- _TASK INPUTS_:
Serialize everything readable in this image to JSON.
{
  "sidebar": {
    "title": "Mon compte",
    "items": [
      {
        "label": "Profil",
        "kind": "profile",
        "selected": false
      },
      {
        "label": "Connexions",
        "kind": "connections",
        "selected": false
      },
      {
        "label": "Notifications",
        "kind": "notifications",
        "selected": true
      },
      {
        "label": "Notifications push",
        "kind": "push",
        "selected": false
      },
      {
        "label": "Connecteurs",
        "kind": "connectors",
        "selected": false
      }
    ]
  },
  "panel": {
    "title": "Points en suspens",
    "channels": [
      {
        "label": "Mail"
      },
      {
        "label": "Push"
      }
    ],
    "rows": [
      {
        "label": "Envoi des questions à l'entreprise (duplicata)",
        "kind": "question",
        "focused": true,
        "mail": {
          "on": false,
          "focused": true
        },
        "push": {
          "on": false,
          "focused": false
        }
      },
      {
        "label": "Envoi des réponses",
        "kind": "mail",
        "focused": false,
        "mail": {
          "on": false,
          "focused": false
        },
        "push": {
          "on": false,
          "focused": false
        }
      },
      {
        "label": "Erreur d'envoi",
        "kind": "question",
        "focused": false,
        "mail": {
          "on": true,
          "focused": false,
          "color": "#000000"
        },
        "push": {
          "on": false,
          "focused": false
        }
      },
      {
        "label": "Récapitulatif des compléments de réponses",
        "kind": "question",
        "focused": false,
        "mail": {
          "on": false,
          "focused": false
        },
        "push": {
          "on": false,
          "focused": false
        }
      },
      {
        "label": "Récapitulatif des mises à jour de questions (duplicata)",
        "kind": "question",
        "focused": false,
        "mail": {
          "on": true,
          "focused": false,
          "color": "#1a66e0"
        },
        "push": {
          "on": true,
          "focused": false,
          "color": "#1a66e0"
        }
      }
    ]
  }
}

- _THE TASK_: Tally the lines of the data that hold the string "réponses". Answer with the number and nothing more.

- _THE ANSWER_: 2